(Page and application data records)
%%
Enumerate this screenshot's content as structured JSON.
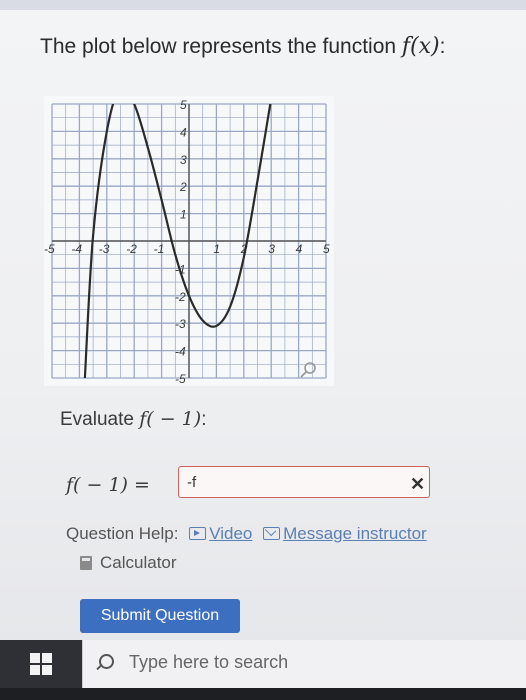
{
  "prompt": {
    "text_before": "The plot below represents the function ",
    "fx": "f(x)",
    "text_after": ":"
  },
  "plot": {
    "x_ticks": [
      "-5",
      "-4",
      "-3",
      "-2",
      "-1",
      "1",
      "2",
      "3",
      "4",
      "5"
    ],
    "y_ticks_pos": [
      "5",
      "4",
      "3",
      "2",
      "1"
    ],
    "y_ticks_neg": [
      "-1",
      "-2",
      "-3",
      "-4",
      "-5"
    ],
    "xlim": [
      -5,
      5
    ],
    "ylim": [
      -5,
      5
    ],
    "curve": [
      [
        -3.8,
        -5
      ],
      [
        -3.5,
        0.2
      ],
      [
        -3,
        4.0
      ],
      [
        -2.5,
        5.6
      ],
      [
        -2,
        5.0
      ],
      [
        -1.5,
        3.4
      ],
      [
        -1,
        1.5
      ],
      [
        -0.5,
        -0.5
      ],
      [
        0,
        -2.0
      ],
      [
        0.5,
        -2.9
      ],
      [
        1,
        -3.1
      ],
      [
        1.5,
        -2.4
      ],
      [
        2,
        -0.6
      ],
      [
        2.5,
        2.2
      ],
      [
        3,
        5.2
      ]
    ],
    "zoom_icon": "magnifier-icon",
    "colors": {
      "grid": "#9aa8c4",
      "curve": "#2a2a2a"
    }
  },
  "evaluate": {
    "label": "Evaluate ",
    "expr": "f( − 1)",
    "suffix": ":"
  },
  "answer": {
    "label": "f( − 1) =",
    "value": "-f",
    "clear": "✕"
  },
  "help": {
    "label": "Question Help:",
    "video": "Video",
    "message": "Message instructor",
    "calculator": "Calculator"
  },
  "submit": {
    "label": "Submit Question"
  },
  "taskbar": {
    "search_placeholder": "Type here to search"
  }
}
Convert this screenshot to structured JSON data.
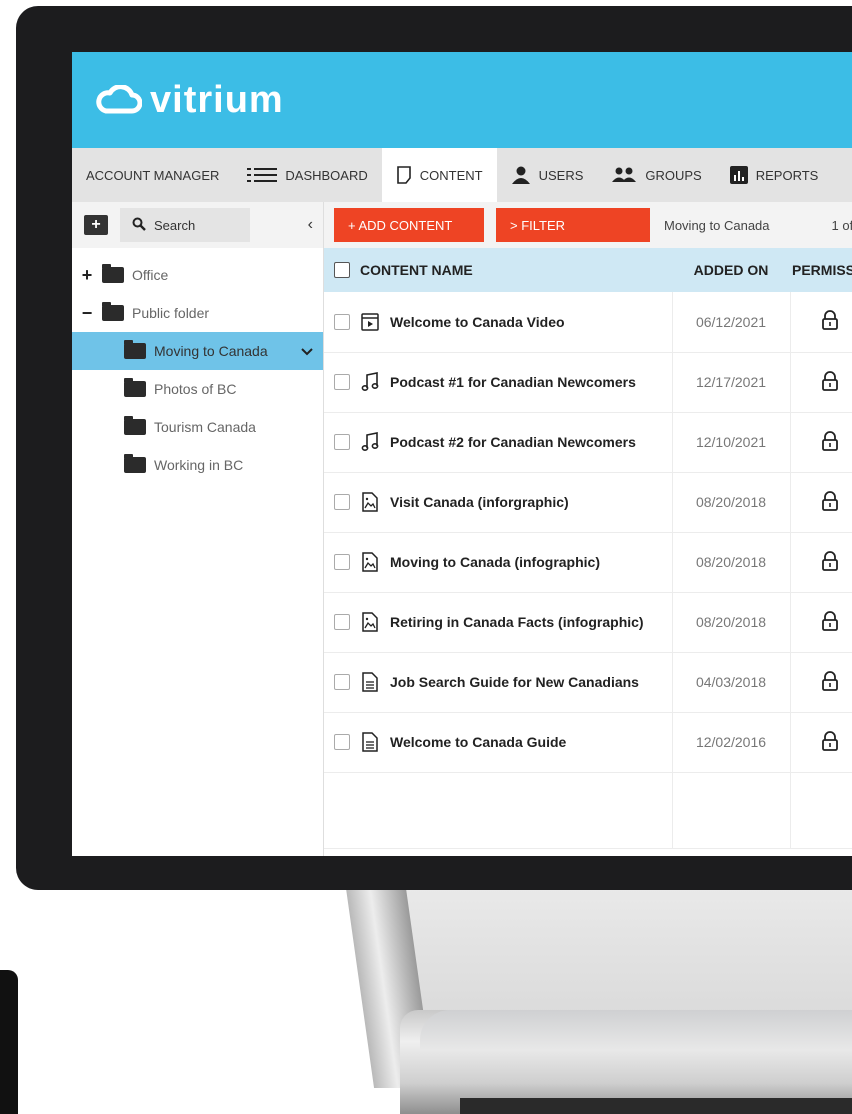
{
  "app": {
    "brand": "vitrium",
    "accent": "#3cbde6",
    "action_color": "#ee4424",
    "selected_color": "#6fc3e8"
  },
  "nav": {
    "items": [
      {
        "label": "ACCOUNT MANAGER",
        "icon": ""
      },
      {
        "label": "DASHBOARD",
        "icon": "list-icon"
      },
      {
        "label": "CONTENT",
        "icon": "document-icon",
        "active": true
      },
      {
        "label": "USERS",
        "icon": "user-icon"
      },
      {
        "label": "GROUPS",
        "icon": "group-icon"
      },
      {
        "label": "REPORTS",
        "icon": "chart-icon"
      }
    ]
  },
  "sidebar": {
    "search_label": "Search",
    "tree": [
      {
        "label": "Office",
        "toggle": "+",
        "level": 0
      },
      {
        "label": "Public folder",
        "toggle": "−",
        "level": 0
      },
      {
        "label": "Moving to Canada",
        "level": 1,
        "selected": true
      },
      {
        "label": "Photos of BC",
        "level": 1
      },
      {
        "label": "Tourism Canada",
        "level": 1
      },
      {
        "label": "Working in BC",
        "level": 1
      }
    ]
  },
  "toolbar": {
    "add_label": "+ ADD CONTENT",
    "filter_label": "> FILTER",
    "breadcrumb": "Moving to Canada",
    "page_count": "1 of"
  },
  "table": {
    "headers": {
      "name": "CONTENT NAME",
      "date": "ADDED ON",
      "perm": "PERMISSI"
    },
    "rows": [
      {
        "name": "Welcome to Canada Video",
        "date": "06/12/2021",
        "type": "video-icon"
      },
      {
        "name": "Podcast #1 for Canadian Newcomers",
        "date": "12/17/2021",
        "type": "music-icon"
      },
      {
        "name": "Podcast #2 for Canadian Newcomers",
        "date": "12/10/2021",
        "type": "music-icon"
      },
      {
        "name": "Visit Canada (inforgraphic)",
        "date": "08/20/2018",
        "type": "image-file-icon"
      },
      {
        "name": "Moving to Canada (infographic)",
        "date": "08/20/2018",
        "type": "image-file-icon"
      },
      {
        "name": "Retiring in Canada Facts (infographic)",
        "date": "08/20/2018",
        "type": "image-file-icon"
      },
      {
        "name": "Job Search Guide for New Canadians",
        "date": "04/03/2018",
        "type": "text-file-icon"
      },
      {
        "name": "Welcome to Canada Guide",
        "date": "12/02/2016",
        "type": "text-file-icon"
      }
    ]
  }
}
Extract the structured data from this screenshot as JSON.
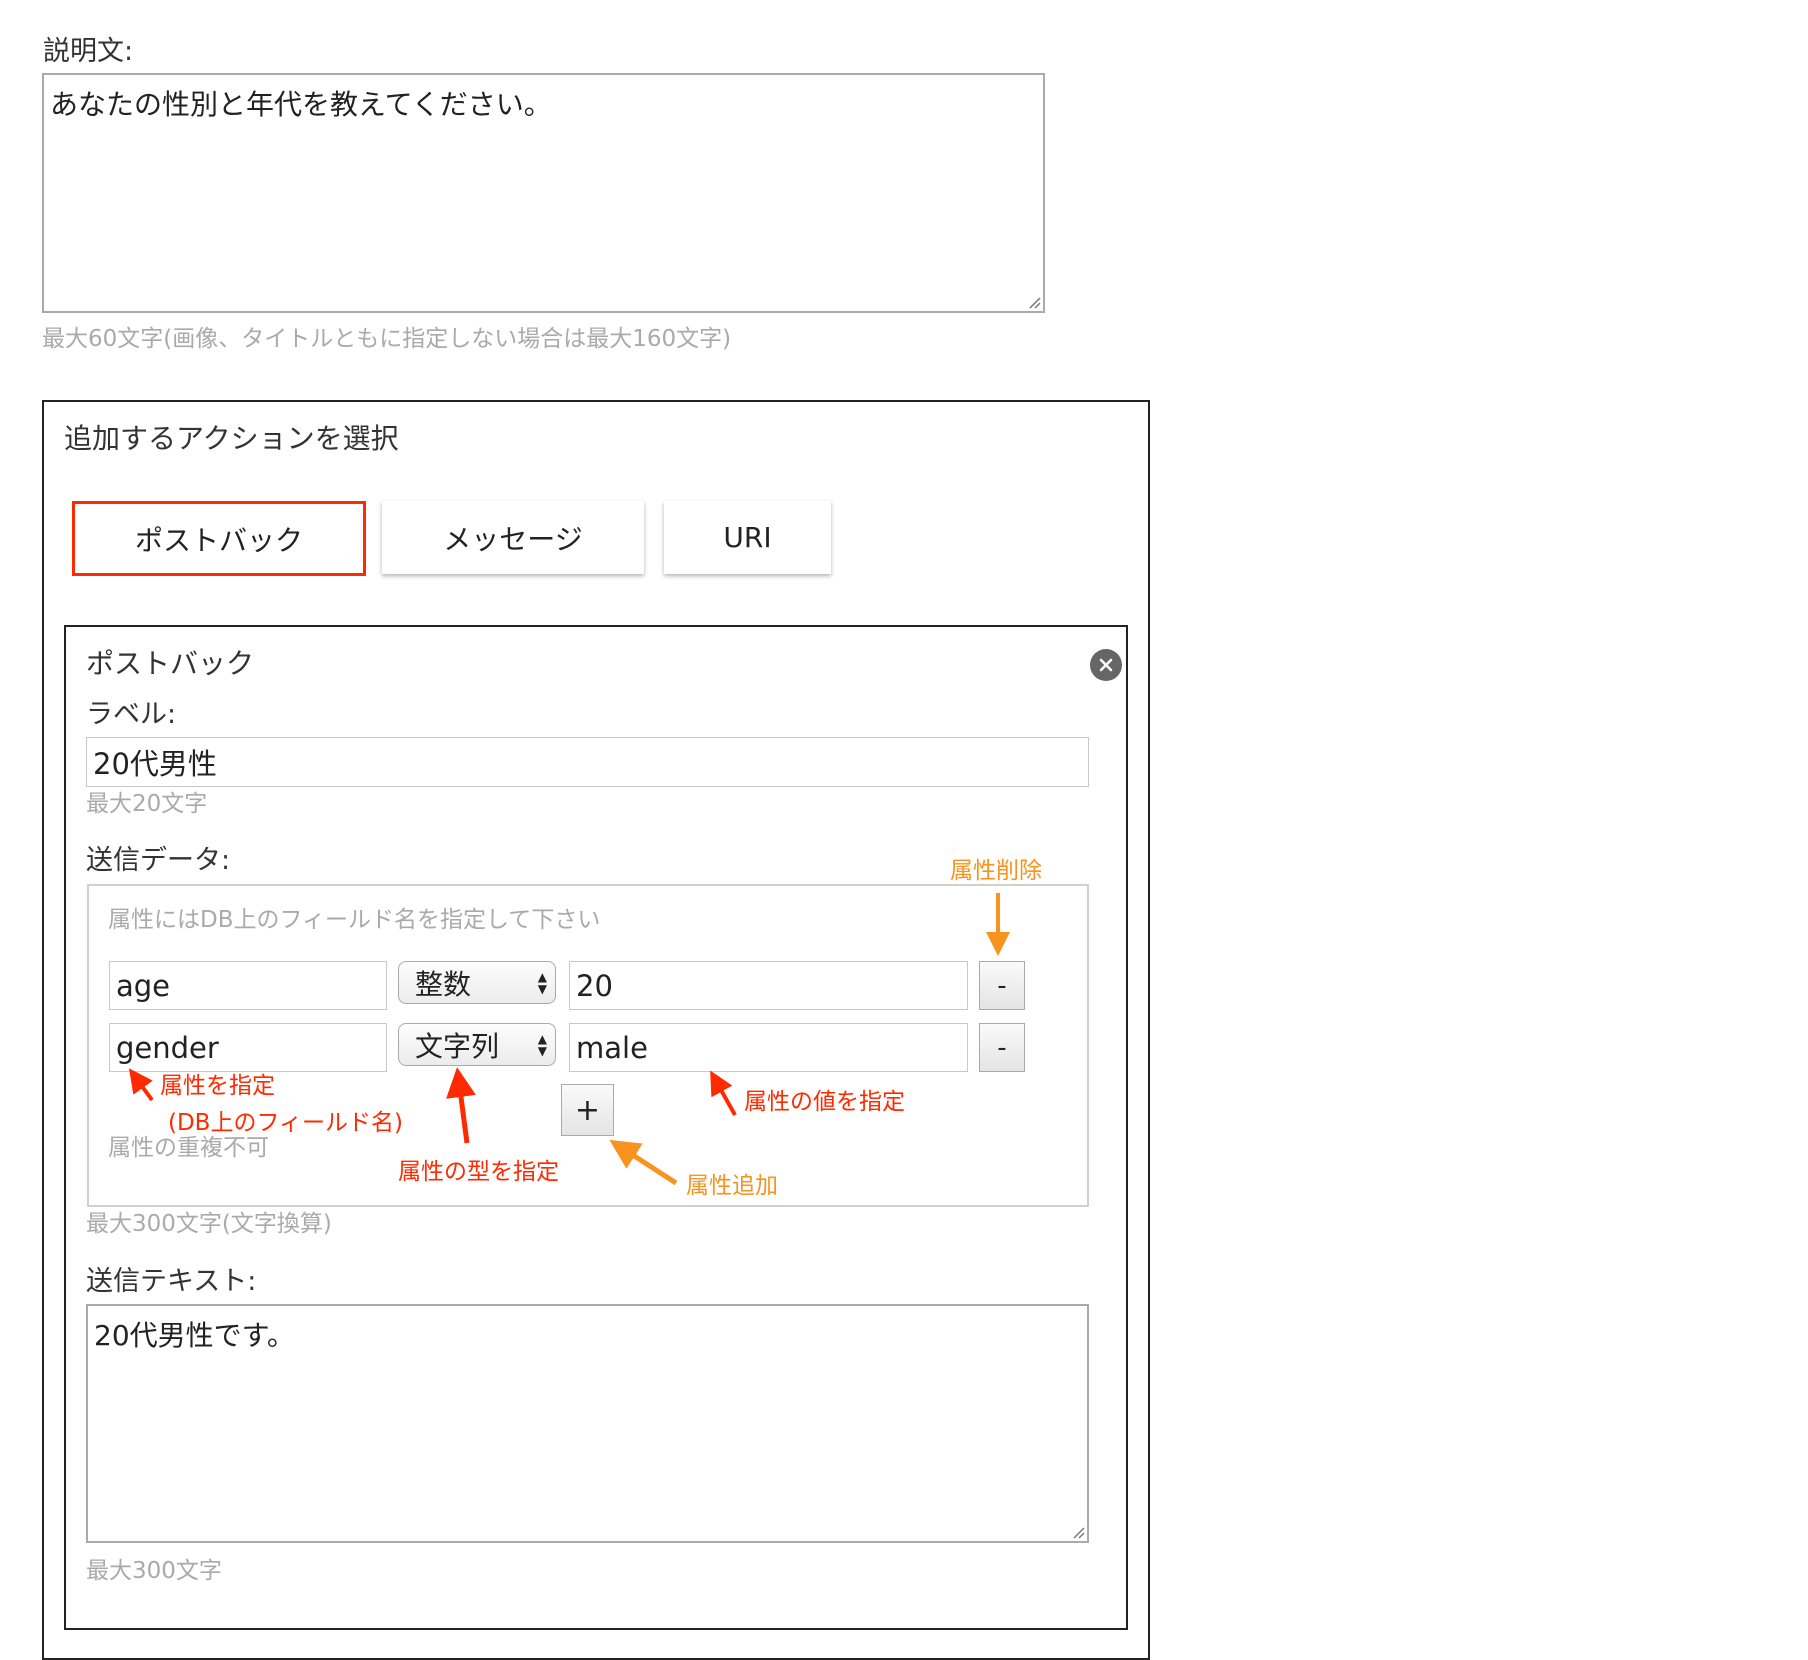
{
  "description": {
    "label": "説明文:",
    "value": "あなたの性別と年代を教えてください。",
    "hint": "最大60文字(画像、タイトルともに指定しない場合は最大160文字)"
  },
  "actions": {
    "title": "追加するアクションを選択",
    "tabs": [
      {
        "label": "ポストバック",
        "selected": true
      },
      {
        "label": "メッセージ",
        "selected": false
      },
      {
        "label": "URI",
        "selected": false
      }
    ]
  },
  "postback": {
    "title": "ポストバック",
    "close_icon": "close-circle-icon",
    "label_field": {
      "label": "ラベル:",
      "value": "20代男性",
      "hint": "最大20文字"
    },
    "send_data": {
      "label": "送信データ:",
      "hint_top": "属性にはDB上のフィールド名を指定して下さい",
      "rows": [
        {
          "attribute": "age",
          "type": "整数",
          "value": "20",
          "remove": "-"
        },
        {
          "attribute": "gender",
          "type": "文字列",
          "value": "male",
          "remove": "-"
        }
      ],
      "add": "+",
      "hint_bottom": "属性の重複不可",
      "limit": "最大300文字(文字換算)"
    },
    "send_text": {
      "label": "送信テキスト:",
      "value": "20代男性です。",
      "hint": "最大300文字"
    }
  },
  "annotations": {
    "remove_attr": "属性削除",
    "specify_attr": "属性を指定",
    "specify_attr_note": "(DB上のフィールド名)",
    "specify_type": "属性の型を指定",
    "add_attr": "属性追加",
    "specify_value": "属性の値を指定"
  },
  "colors": {
    "selected_tab_border": "#ff2a00",
    "annotation_red": "#ff2a00",
    "annotation_orange": "#f7931e"
  }
}
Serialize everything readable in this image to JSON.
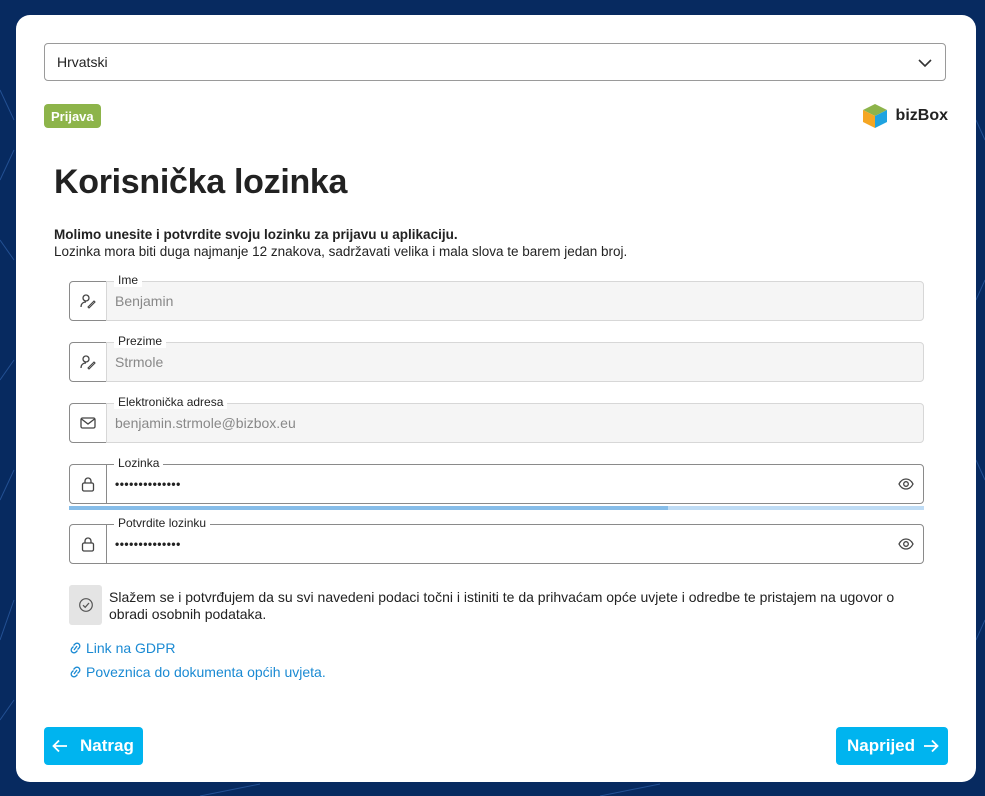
{
  "language_select": {
    "value": "Hrvatski",
    "icon": "chevron-down-icon"
  },
  "badge": "Prijava",
  "brand": {
    "name": "bizBox",
    "colors": [
      "#8db44a",
      "#f5a623",
      "#1fa3e0"
    ]
  },
  "page_title": "Korisnička lozinka",
  "intro": {
    "strong": "Molimo unesite i potvrdite svoju lozinku za prijavu u aplikaciju.",
    "normal": "Lozinka mora biti duga najmanje 12 znakova, sadržavati velika i mala slova te barem jedan broj."
  },
  "fields": {
    "first_name": {
      "label": "Ime",
      "value": "Benjamin",
      "icon": "user-edit-icon"
    },
    "last_name": {
      "label": "Prezime",
      "value": "Strmole",
      "icon": "user-edit-icon"
    },
    "email": {
      "label": "Elektronička adresa",
      "value": "benjamin.strmole@bizbox.eu",
      "icon": "mail-icon"
    },
    "password": {
      "label": "Lozinka",
      "value": "••••••••••••••",
      "icon": "lock-icon",
      "toggle_icon": "eye-icon"
    },
    "confirm_password": {
      "label": "Potvrdite lozinku",
      "value": "••••••••••••••",
      "icon": "lock-icon",
      "toggle_icon": "eye-icon"
    }
  },
  "password_strength": 0.7,
  "agreement": {
    "checked": false,
    "text": "Slažem se i potvrđujem da su svi navedeni podaci točni i istiniti te da prihvaćam opće uvjete i odredbe te pristajem na ugovor o obradi osobnih podataka."
  },
  "links": {
    "gdpr": "Link na GDPR",
    "terms": "Poveznica do dokumenta općih uvjeta."
  },
  "buttons": {
    "back": "Natrag",
    "next": "Naprijed"
  },
  "colors": {
    "accent": "#00b4ef",
    "badge": "#8db44a",
    "link": "#1a8ad3",
    "background": "#072a60"
  }
}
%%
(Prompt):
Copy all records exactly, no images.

(Output):
Enumerate this screenshot's content as structured JSON.
{
  "prompt": {
    "text_before": "The plot below represents the function ",
    "fx": "f(x)",
    "text_after": ":"
  },
  "plot": {
    "x_ticks": [
      "-5",
      "-4",
      "-3",
      "-2",
      "-1",
      "1",
      "2",
      "3",
      "4",
      "5"
    ],
    "y_ticks_pos": [
      "5",
      "4",
      "3",
      "2",
      "1"
    ],
    "y_ticks_neg": [
      "-1",
      "-2",
      "-3",
      "-4",
      "-5"
    ],
    "xlim": [
      -5,
      5
    ],
    "ylim": [
      -5,
      5
    ],
    "curve": [
      [
        -3.8,
        -5
      ],
      [
        -3.5,
        0.2
      ],
      [
        -3,
        4.0
      ],
      [
        -2.5,
        5.6
      ],
      [
        -2,
        5.0
      ],
      [
        -1.5,
        3.4
      ],
      [
        -1,
        1.5
      ],
      [
        -0.5,
        -0.5
      ],
      [
        0,
        -2.0
      ],
      [
        0.5,
        -2.9
      ],
      [
        1,
        -3.1
      ],
      [
        1.5,
        -2.4
      ],
      [
        2,
        -0.6
      ],
      [
        2.5,
        2.2
      ],
      [
        3,
        5.2
      ]
    ],
    "zoom_icon": "magnifier-icon",
    "colors": {
      "grid": "#9aa8c4",
      "curve": "#2a2a2a"
    }
  },
  "evaluate": {
    "label": "Evaluate ",
    "expr": "f( − 1)",
    "suffix": ":"
  },
  "answer": {
    "label": "f( − 1) =",
    "value": "-f",
    "clear": "✕"
  },
  "help": {
    "label": "Question Help:",
    "video": "Video",
    "message": "Message instructor",
    "calculator": "Calculator"
  },
  "submit": {
    "label": "Submit Question"
  },
  "taskbar": {
    "search_placeholder": "Type here to search"
  }
}
Convert this screenshot to structured JSON data.
{
  "app": {
    "brand": "vitrium",
    "accent": "#3cbde6",
    "action_color": "#ee4424",
    "selected_color": "#6fc3e8"
  },
  "nav": {
    "items": [
      {
        "label": "ACCOUNT MANAGER",
        "icon": ""
      },
      {
        "label": "DASHBOARD",
        "icon": "list-icon"
      },
      {
        "label": "CONTENT",
        "icon": "document-icon",
        "active": true
      },
      {
        "label": "USERS",
        "icon": "user-icon"
      },
      {
        "label": "GROUPS",
        "icon": "group-icon"
      },
      {
        "label": "REPORTS",
        "icon": "chart-icon"
      }
    ]
  },
  "sidebar": {
    "search_label": "Search",
    "tree": [
      {
        "label": "Office",
        "toggle": "+",
        "level": 0
      },
      {
        "label": "Public folder",
        "toggle": "−",
        "level": 0
      },
      {
        "label": "Moving to Canada",
        "level": 1,
        "selected": true
      },
      {
        "label": "Photos of BC",
        "level": 1
      },
      {
        "label": "Tourism Canada",
        "level": 1
      },
      {
        "label": "Working in BC",
        "level": 1
      }
    ]
  },
  "toolbar": {
    "add_label": "+ ADD CONTENT",
    "filter_label": "> FILTER",
    "breadcrumb": "Moving to Canada",
    "page_count": "1 of"
  },
  "table": {
    "headers": {
      "name": "CONTENT NAME",
      "date": "ADDED ON",
      "perm": "PERMISSI"
    },
    "rows": [
      {
        "name": "Welcome to Canada Video",
        "date": "06/12/2021",
        "type": "video-icon"
      },
      {
        "name": "Podcast #1 for Canadian Newcomers",
        "date": "12/17/2021",
        "type": "music-icon"
      },
      {
        "name": "Podcast #2 for Canadian Newcomers",
        "date": "12/10/2021",
        "type": "music-icon"
      },
      {
        "name": "Visit Canada (inforgraphic)",
        "date": "08/20/2018",
        "type": "image-file-icon"
      },
      {
        "name": "Moving to Canada (infographic)",
        "date": "08/20/2018",
        "type": "image-file-icon"
      },
      {
        "name": "Retiring in Canada Facts (infographic)",
        "date": "08/20/2018",
        "type": "image-file-icon"
      },
      {
        "name": "Job Search Guide for New Canadians",
        "date": "04/03/2018",
        "type": "text-file-icon"
      },
      {
        "name": "Welcome to Canada Guide",
        "date": "12/02/2016",
        "type": "text-file-icon"
      }
    ]
  }
}
Extract the structured data from this screenshot as JSON.
{
  "description": {
    "label": "説明文:",
    "value": "あなたの性別と年代を教えてください。",
    "hint": "最大60文字(画像、タイトルともに指定しない場合は最大160文字)"
  },
  "actions": {
    "title": "追加するアクションを選択",
    "tabs": [
      {
        "label": "ポストバック",
        "selected": true
      },
      {
        "label": "メッセージ",
        "selected": false
      },
      {
        "label": "URI",
        "selected": false
      }
    ]
  },
  "postback": {
    "title": "ポストバック",
    "close_icon": "close-circle-icon",
    "label_field": {
      "label": "ラベル:",
      "value": "20代男性",
      "hint": "最大20文字"
    },
    "send_data": {
      "label": "送信データ:",
      "hint_top": "属性にはDB上のフィールド名を指定して下さい",
      "rows": [
        {
          "attribute": "age",
          "type": "整数",
          "value": "20",
          "remove": "-"
        },
        {
          "attribute": "gender",
          "type": "文字列",
          "value": "male",
          "remove": "-"
        }
      ],
      "add": "+",
      "hint_bottom": "属性の重複不可",
      "limit": "最大300文字(文字換算)"
    },
    "send_text": {
      "label": "送信テキスト:",
      "value": "20代男性です。",
      "hint": "最大300文字"
    }
  },
  "annotations": {
    "remove_attr": "属性削除",
    "specify_attr": "属性を指定",
    "specify_attr_note": "(DB上のフィールド名)",
    "specify_type": "属性の型を指定",
    "add_attr": "属性追加",
    "specify_value": "属性の値を指定"
  },
  "colors": {
    "selected_tab_border": "#ff2a00",
    "annotation_red": "#ff2a00",
    "annotation_orange": "#f7931e"
  }
}
Serialize everything readable in this image to JSON.
{
  "language_select": {
    "value": "Hrvatski",
    "icon": "chevron-down-icon"
  },
  "badge": "Prijava",
  "brand": {
    "name": "bizBox",
    "colors": [
      "#8db44a",
      "#f5a623",
      "#1fa3e0"
    ]
  },
  "page_title": "Korisnička lozinka",
  "intro": {
    "strong": "Molimo unesite i potvrdite svoju lozinku za prijavu u aplikaciju.",
    "normal": "Lozinka mora biti duga najmanje 12 znakova, sadržavati velika i mala slova te barem jedan broj."
  },
  "fields": {
    "first_name": {
      "label": "Ime",
      "value": "Benjamin",
      "icon": "user-edit-icon"
    },
    "last_name": {
      "label": "Prezime",
      "value": "Strmole",
      "icon": "user-edit-icon"
    },
    "email": {
      "label": "Elektronička adresa",
      "value": "benjamin.strmole@bizbox.eu",
      "icon": "mail-icon"
    },
    "password": {
      "label": "Lozinka",
      "value": "••••••••••••••",
      "icon": "lock-icon",
      "toggle_icon": "eye-icon"
    },
    "confirm_password": {
      "label": "Potvrdite lozinku",
      "value": "••••••••••••••",
      "icon": "lock-icon",
      "toggle_icon": "eye-icon"
    }
  },
  "password_strength": 0.7,
  "agreement": {
    "checked": false,
    "text": "Slažem se i potvrđujem da su svi navedeni podaci točni i istiniti te da prihvaćam opće uvjete i odredbe te pristajem na ugovor o obradi osobnih podataka."
  },
  "links": {
    "gdpr": "Link na GDPR",
    "terms": "Poveznica do dokumenta općih uvjeta."
  },
  "buttons": {
    "back": "Natrag",
    "next": "Naprijed"
  },
  "colors": {
    "accent": "#00b4ef",
    "badge": "#8db44a",
    "link": "#1a8ad3",
    "background": "#072a60"
  }
}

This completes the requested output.